[PROBLEM TO WORK ON] For the word "heading", give the number of lines in these entries that contain it, with nothing else.

[SOURCE INFORMATION]
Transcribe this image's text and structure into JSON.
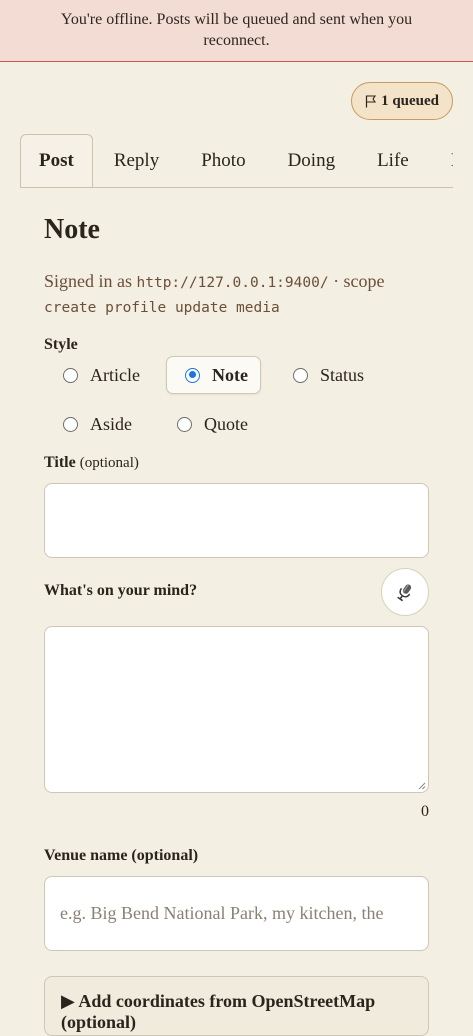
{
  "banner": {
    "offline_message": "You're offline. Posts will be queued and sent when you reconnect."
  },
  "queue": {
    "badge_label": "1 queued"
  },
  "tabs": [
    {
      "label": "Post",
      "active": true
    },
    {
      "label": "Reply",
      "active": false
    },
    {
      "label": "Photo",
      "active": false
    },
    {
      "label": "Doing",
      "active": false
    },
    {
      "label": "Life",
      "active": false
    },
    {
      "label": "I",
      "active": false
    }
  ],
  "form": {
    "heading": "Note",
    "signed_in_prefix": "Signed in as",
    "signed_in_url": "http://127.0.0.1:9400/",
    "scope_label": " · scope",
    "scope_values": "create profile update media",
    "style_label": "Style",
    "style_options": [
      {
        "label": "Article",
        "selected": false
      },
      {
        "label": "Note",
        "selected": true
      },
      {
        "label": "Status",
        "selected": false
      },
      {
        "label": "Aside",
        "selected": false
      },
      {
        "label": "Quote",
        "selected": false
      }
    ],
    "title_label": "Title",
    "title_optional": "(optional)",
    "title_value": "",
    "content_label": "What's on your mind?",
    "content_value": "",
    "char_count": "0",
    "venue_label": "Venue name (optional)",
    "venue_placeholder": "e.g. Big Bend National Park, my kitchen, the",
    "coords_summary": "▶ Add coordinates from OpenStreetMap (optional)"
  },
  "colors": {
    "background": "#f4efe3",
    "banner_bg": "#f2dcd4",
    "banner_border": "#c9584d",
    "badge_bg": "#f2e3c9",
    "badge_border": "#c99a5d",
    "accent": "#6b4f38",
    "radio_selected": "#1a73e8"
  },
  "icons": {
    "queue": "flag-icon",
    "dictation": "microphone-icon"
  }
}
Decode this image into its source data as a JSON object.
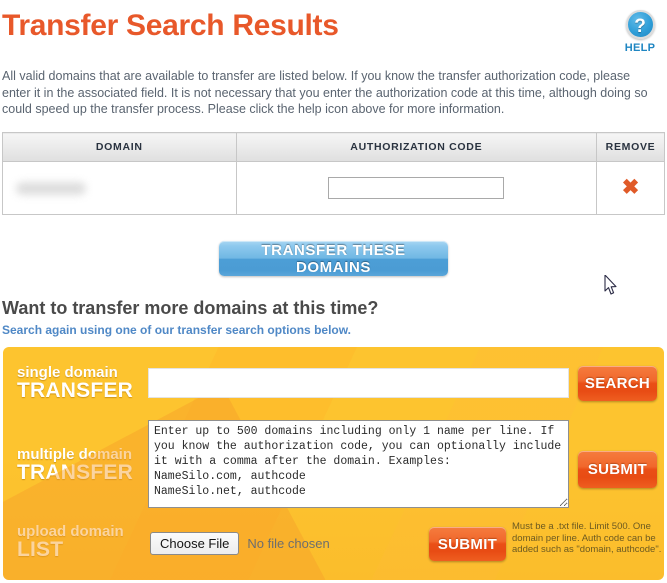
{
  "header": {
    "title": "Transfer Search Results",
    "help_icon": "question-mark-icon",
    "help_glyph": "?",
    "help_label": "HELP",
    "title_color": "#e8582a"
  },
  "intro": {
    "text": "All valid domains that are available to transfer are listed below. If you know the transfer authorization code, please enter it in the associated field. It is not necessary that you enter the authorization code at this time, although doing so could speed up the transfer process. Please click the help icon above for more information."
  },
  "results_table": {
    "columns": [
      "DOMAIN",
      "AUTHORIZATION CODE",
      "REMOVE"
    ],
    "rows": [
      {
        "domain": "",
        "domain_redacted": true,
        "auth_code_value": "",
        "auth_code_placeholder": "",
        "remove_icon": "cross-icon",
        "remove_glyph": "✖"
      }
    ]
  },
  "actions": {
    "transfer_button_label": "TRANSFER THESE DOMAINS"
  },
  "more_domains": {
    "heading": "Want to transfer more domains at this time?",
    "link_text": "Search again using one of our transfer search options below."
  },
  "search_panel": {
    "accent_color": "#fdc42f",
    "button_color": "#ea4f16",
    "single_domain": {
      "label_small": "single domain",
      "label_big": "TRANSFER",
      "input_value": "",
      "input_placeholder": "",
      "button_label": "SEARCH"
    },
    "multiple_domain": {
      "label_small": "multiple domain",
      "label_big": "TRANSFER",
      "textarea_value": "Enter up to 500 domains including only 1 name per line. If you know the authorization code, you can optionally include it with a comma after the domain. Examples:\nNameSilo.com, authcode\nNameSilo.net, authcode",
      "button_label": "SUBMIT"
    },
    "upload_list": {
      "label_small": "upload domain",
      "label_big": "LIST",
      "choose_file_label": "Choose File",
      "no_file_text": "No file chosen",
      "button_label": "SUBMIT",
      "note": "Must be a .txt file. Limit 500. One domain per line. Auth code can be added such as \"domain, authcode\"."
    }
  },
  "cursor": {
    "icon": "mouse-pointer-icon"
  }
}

[EXERCISE RESULT] 2